Your assignment
Go through the entries below and pick out every line with "JSON".

Page and application data records

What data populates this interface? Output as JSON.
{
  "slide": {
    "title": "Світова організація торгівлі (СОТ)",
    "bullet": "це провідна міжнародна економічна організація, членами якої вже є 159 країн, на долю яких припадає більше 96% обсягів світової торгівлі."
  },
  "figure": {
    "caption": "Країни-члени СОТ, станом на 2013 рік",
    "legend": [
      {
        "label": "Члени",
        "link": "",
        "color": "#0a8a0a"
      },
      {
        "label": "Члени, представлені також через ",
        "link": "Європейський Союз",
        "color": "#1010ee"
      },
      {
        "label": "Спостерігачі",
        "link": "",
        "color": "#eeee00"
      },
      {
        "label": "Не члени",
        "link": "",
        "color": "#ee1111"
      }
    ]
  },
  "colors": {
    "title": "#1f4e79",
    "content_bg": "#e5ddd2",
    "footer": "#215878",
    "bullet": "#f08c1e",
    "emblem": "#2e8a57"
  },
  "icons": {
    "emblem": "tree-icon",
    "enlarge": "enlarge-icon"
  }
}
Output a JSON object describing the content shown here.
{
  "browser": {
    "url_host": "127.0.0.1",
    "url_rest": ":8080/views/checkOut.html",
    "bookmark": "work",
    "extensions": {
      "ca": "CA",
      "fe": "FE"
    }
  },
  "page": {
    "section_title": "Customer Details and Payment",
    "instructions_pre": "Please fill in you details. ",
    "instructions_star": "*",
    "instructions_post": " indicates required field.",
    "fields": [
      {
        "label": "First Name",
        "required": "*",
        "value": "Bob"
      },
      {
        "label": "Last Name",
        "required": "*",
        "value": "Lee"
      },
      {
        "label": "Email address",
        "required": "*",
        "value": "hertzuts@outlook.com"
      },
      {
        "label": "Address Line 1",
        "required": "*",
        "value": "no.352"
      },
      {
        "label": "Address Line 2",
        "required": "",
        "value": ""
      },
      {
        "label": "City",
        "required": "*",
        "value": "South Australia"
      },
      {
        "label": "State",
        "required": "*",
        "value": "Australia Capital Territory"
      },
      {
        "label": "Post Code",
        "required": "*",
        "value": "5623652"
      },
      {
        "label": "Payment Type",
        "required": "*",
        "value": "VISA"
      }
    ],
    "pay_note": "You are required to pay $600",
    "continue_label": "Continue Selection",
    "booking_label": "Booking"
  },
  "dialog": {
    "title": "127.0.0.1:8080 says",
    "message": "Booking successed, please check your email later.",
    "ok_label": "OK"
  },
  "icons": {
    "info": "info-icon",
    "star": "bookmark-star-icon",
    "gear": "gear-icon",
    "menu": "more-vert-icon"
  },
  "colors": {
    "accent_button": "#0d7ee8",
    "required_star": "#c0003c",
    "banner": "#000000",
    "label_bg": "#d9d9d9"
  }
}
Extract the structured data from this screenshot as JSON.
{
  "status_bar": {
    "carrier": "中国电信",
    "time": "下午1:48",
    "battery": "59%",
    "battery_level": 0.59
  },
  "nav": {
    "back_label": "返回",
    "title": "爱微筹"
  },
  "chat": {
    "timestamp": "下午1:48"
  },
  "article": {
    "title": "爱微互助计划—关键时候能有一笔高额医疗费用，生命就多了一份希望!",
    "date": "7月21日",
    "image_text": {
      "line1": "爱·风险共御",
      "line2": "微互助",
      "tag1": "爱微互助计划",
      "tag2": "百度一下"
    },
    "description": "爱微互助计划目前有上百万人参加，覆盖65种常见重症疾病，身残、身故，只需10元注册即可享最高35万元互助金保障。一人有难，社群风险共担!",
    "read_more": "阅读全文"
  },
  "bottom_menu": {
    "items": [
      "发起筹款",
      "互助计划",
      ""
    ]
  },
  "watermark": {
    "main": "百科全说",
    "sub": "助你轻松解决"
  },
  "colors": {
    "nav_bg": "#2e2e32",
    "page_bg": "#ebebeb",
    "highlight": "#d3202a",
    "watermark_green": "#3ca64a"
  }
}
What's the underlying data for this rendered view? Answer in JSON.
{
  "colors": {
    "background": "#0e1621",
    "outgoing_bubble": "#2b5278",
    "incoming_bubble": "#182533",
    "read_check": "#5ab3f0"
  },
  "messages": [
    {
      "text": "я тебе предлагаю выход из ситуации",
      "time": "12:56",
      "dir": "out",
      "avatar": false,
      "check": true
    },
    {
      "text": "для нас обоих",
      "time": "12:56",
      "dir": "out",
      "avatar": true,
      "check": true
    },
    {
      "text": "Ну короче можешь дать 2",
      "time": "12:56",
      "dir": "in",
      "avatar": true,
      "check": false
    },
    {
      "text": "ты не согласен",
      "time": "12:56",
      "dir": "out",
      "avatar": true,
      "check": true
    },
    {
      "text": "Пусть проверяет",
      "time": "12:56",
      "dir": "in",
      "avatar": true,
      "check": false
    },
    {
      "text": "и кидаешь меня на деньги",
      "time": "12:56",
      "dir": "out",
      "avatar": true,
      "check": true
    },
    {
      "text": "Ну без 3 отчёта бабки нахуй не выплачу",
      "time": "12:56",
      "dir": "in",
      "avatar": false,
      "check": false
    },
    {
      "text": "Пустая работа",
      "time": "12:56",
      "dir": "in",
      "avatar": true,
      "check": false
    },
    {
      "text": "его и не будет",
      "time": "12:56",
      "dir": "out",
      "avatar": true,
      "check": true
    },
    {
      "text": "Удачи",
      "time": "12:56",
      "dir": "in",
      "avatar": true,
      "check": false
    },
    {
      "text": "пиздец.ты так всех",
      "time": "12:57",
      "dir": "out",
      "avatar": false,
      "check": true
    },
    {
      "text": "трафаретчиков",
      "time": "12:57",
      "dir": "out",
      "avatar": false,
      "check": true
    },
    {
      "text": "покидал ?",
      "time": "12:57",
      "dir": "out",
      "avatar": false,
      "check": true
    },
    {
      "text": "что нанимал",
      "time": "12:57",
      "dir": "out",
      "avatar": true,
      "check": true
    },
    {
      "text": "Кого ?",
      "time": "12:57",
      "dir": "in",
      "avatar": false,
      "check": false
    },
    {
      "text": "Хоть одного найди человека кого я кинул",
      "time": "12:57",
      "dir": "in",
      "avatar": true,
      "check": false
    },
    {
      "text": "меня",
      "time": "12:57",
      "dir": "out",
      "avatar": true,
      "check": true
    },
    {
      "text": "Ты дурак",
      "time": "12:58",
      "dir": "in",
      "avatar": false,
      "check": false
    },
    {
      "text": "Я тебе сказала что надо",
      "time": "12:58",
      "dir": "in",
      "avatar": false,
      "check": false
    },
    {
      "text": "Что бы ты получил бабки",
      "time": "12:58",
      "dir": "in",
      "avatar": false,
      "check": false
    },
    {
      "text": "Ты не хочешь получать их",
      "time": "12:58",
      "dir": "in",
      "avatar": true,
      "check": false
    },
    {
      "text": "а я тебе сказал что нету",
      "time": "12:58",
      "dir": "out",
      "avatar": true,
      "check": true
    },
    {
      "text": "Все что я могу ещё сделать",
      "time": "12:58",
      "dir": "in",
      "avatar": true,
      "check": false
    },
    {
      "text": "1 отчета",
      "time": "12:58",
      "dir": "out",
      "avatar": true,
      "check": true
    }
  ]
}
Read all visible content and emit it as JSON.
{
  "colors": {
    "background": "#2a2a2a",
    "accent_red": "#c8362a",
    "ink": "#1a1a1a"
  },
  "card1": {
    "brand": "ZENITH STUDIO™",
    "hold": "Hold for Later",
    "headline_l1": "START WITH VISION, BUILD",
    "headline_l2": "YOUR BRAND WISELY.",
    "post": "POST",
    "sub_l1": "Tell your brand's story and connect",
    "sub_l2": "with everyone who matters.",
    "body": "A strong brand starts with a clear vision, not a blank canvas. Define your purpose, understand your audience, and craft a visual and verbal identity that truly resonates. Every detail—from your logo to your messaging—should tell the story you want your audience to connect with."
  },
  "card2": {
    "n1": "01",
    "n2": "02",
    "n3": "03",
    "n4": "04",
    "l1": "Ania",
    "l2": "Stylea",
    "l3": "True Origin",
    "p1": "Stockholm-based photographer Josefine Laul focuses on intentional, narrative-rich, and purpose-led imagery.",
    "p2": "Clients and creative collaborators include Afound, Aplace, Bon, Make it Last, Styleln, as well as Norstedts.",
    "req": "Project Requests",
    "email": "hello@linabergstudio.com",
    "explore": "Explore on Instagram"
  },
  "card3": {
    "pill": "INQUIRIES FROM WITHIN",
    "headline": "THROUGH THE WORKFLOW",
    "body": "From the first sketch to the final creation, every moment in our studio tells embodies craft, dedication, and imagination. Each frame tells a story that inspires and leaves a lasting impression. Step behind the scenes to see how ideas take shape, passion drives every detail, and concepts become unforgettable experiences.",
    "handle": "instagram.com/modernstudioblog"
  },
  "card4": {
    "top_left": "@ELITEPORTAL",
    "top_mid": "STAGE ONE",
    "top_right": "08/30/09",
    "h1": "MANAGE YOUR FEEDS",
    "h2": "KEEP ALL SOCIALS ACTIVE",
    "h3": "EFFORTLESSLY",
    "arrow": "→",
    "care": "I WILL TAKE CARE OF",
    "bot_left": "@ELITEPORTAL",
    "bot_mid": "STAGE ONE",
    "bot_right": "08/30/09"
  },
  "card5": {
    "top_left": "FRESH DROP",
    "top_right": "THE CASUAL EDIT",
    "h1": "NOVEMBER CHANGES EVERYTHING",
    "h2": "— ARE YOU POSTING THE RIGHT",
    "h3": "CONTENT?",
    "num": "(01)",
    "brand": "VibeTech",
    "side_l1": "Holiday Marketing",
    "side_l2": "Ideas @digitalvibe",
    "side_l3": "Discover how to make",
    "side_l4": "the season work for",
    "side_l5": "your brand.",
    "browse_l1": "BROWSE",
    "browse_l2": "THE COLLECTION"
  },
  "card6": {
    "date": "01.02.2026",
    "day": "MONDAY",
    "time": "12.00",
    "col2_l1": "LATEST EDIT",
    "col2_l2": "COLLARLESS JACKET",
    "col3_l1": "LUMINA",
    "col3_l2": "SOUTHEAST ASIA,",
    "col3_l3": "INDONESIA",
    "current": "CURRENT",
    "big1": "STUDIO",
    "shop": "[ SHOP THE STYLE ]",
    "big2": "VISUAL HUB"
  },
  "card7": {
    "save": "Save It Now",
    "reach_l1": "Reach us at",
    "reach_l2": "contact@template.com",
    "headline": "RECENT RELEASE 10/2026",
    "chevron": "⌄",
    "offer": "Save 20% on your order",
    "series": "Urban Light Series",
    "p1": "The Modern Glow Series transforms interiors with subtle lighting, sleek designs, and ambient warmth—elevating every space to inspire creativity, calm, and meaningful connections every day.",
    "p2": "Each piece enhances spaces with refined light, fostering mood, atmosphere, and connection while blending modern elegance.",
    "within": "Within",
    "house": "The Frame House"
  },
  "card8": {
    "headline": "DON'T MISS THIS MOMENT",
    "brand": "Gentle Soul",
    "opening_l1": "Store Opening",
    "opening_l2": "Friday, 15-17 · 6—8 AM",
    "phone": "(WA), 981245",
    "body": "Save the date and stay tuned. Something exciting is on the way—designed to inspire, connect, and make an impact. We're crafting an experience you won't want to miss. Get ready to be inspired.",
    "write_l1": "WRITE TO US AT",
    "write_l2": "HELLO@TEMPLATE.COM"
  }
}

Task solution
What data populates this interface? Output as JSON.
Output a JSON object describing the content shown here.
Extract the structured data from this screenshot as JSON.
What's the underlying data for this rendered view? Answer in JSON.
Read all visible content and emit it as JSON.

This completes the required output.